INSTRUCTIONS TO FOLLOW:
All of the data must be returned exactly as given.

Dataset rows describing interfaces
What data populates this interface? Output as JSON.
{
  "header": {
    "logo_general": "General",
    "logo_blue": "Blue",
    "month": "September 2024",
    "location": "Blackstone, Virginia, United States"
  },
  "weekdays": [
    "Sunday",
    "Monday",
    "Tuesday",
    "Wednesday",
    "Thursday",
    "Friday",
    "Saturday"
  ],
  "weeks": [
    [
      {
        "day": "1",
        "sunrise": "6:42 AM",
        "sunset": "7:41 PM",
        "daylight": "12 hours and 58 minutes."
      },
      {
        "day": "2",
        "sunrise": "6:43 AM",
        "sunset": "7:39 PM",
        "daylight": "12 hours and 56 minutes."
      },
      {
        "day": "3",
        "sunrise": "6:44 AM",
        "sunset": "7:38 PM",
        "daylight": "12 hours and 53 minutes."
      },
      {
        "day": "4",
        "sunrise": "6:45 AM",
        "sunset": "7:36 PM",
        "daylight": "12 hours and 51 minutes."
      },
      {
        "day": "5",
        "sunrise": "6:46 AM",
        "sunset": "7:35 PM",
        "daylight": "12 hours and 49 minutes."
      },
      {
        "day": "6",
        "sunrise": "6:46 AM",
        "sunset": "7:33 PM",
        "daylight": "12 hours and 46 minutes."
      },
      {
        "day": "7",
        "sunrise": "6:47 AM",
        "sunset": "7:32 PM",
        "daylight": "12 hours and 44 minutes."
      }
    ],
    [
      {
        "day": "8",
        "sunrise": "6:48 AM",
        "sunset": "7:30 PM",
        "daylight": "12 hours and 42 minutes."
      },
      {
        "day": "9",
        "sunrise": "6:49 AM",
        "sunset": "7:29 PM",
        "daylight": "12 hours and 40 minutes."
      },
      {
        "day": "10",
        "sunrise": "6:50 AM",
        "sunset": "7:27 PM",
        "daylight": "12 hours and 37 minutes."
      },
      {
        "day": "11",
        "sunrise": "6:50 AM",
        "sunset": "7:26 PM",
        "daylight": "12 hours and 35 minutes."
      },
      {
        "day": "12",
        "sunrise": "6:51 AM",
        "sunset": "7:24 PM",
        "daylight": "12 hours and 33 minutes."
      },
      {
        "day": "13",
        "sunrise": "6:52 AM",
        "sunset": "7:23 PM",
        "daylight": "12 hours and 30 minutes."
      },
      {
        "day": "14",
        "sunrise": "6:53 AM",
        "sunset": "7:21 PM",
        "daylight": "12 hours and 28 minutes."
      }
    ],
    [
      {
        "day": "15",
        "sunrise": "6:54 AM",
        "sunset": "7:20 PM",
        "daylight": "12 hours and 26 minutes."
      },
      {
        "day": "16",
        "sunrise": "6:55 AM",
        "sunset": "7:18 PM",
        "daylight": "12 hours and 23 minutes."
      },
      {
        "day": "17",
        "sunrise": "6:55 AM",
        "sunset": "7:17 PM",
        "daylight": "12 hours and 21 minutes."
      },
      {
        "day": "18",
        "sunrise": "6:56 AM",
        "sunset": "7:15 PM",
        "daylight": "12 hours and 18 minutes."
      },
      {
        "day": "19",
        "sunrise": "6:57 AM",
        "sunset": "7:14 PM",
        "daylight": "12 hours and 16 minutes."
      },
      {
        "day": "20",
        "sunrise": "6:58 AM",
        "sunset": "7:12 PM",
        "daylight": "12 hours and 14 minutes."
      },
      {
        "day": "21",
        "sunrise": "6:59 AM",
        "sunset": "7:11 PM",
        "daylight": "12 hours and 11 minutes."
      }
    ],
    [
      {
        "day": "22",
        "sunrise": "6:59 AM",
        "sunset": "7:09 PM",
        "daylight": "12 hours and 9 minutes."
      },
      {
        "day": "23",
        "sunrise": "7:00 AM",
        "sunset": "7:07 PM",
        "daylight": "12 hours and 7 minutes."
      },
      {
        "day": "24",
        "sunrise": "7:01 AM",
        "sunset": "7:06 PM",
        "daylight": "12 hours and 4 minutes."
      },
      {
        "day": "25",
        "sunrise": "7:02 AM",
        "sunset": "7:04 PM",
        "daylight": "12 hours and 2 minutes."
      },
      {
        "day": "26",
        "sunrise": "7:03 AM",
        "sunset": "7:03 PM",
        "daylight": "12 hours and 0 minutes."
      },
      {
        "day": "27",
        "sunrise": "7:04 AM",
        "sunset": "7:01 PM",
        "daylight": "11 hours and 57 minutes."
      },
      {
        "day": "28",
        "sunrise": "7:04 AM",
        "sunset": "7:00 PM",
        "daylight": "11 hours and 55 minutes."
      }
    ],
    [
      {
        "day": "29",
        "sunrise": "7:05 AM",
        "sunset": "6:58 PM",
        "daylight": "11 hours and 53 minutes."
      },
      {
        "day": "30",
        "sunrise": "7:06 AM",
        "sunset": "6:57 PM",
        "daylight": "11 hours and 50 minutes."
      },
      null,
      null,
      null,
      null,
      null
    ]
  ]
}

RESPONSE BOX:
What data populates this interface? Output as JSON.
{
  "header": {
    "logo_general": "General",
    "logo_blue": "Blue",
    "month": "September 2024",
    "location": "Blackstone, Virginia, United States"
  },
  "weekdays": [
    "Sunday",
    "Monday",
    "Tuesday",
    "Wednesday",
    "Thursday",
    "Friday",
    "Saturday"
  ],
  "weeks": [
    [
      {
        "day": "1",
        "sunrise": "6:42 AM",
        "sunset": "7:41 PM",
        "daylight": "12 hours and 58 minutes."
      },
      {
        "day": "2",
        "sunrise": "6:43 AM",
        "sunset": "7:39 PM",
        "daylight": "12 hours and 56 minutes."
      },
      {
        "day": "3",
        "sunrise": "6:44 AM",
        "sunset": "7:38 PM",
        "daylight": "12 hours and 53 minutes."
      },
      {
        "day": "4",
        "sunrise": "6:45 AM",
        "sunset": "7:36 PM",
        "daylight": "12 hours and 51 minutes."
      },
      {
        "day": "5",
        "sunrise": "6:46 AM",
        "sunset": "7:35 PM",
        "daylight": "12 hours and 49 minutes."
      },
      {
        "day": "6",
        "sunrise": "6:46 AM",
        "sunset": "7:33 PM",
        "daylight": "12 hours and 46 minutes."
      },
      {
        "day": "7",
        "sunrise": "6:47 AM",
        "sunset": "7:32 PM",
        "daylight": "12 hours and 44 minutes."
      }
    ],
    [
      {
        "day": "8",
        "sunrise": "6:48 AM",
        "sunset": "7:30 PM",
        "daylight": "12 hours and 42 minutes."
      },
      {
        "day": "9",
        "sunrise": "6:49 AM",
        "sunset": "7:29 PM",
        "daylight": "12 hours and 40 minutes."
      },
      {
        "day": "10",
        "sunrise": "6:50 AM",
        "sunset": "7:27 PM",
        "daylight": "12 hours and 37 minutes."
      },
      {
        "day": "11",
        "sunrise": "6:50 AM",
        "sunset": "7:26 PM",
        "daylight": "12 hours and 35 minutes."
      },
      {
        "day": "12",
        "sunrise": "6:51 AM",
        "sunset": "7:24 PM",
        "daylight": "12 hours and 33 minutes."
      },
      {
        "day": "13",
        "sunrise": "6:52 AM",
        "sunset": "7:23 PM",
        "daylight": "12 hours and 30 minutes."
      },
      {
        "day": "14",
        "sunrise": "6:53 AM",
        "sunset": "7:21 PM",
        "daylight": "12 hours and 28 minutes."
      }
    ],
    [
      {
        "day": "15",
        "sunrise": "6:54 AM",
        "sunset": "7:20 PM",
        "daylight": "12 hours and 26 minutes."
      },
      {
        "day": "16",
        "sunrise": "6:55 AM",
        "sunset": "7:18 PM",
        "daylight": "12 hours and 23 minutes."
      },
      {
        "day": "17",
        "sunrise": "6:55 AM",
        "sunset": "7:17 PM",
        "daylight": "12 hours and 21 minutes."
      },
      {
        "day": "18",
        "sunrise": "6:56 AM",
        "sunset": "7:15 PM",
        "daylight": "12 hours and 18 minutes."
      },
      {
        "day": "19",
        "sunrise": "6:57 AM",
        "sunset": "7:14 PM",
        "daylight": "12 hours and 16 minutes."
      },
      {
        "day": "20",
        "sunrise": "6:58 AM",
        "sunset": "7:12 PM",
        "daylight": "12 hours and 14 minutes."
      },
      {
        "day": "21",
        "sunrise": "6:59 AM",
        "sunset": "7:11 PM",
        "daylight": "12 hours and 11 minutes."
      }
    ],
    [
      {
        "day": "22",
        "sunrise": "6:59 AM",
        "sunset": "7:09 PM",
        "daylight": "12 hours and 9 minutes."
      },
      {
        "day": "23",
        "sunrise": "7:00 AM",
        "sunset": "7:07 PM",
        "daylight": "12 hours and 7 minutes."
      },
      {
        "day": "24",
        "sunrise": "7:01 AM",
        "sunset": "7:06 PM",
        "daylight": "12 hours and 4 minutes."
      },
      {
        "day": "25",
        "sunrise": "7:02 AM",
        "sunset": "7:04 PM",
        "daylight": "12 hours and 2 minutes."
      },
      {
        "day": "26",
        "sunrise": "7:03 AM",
        "sunset": "7:03 PM",
        "daylight": "12 hours and 0 minutes."
      },
      {
        "day": "27",
        "sunrise": "7:04 AM",
        "sunset": "7:01 PM",
        "daylight": "11 hours and 57 minutes."
      },
      {
        "day": "28",
        "sunrise": "7:04 AM",
        "sunset": "7:00 PM",
        "daylight": "11 hours and 55 minutes."
      }
    ],
    [
      {
        "day": "29",
        "sunrise": "7:05 AM",
        "sunset": "6:58 PM",
        "daylight": "11 hours and 53 minutes."
      },
      {
        "day": "30",
        "sunrise": "7:06 AM",
        "sunset": "6:57 PM",
        "daylight": "11 hours and 50 minutes."
      },
      null,
      null,
      null,
      null,
      null
    ]
  ]
}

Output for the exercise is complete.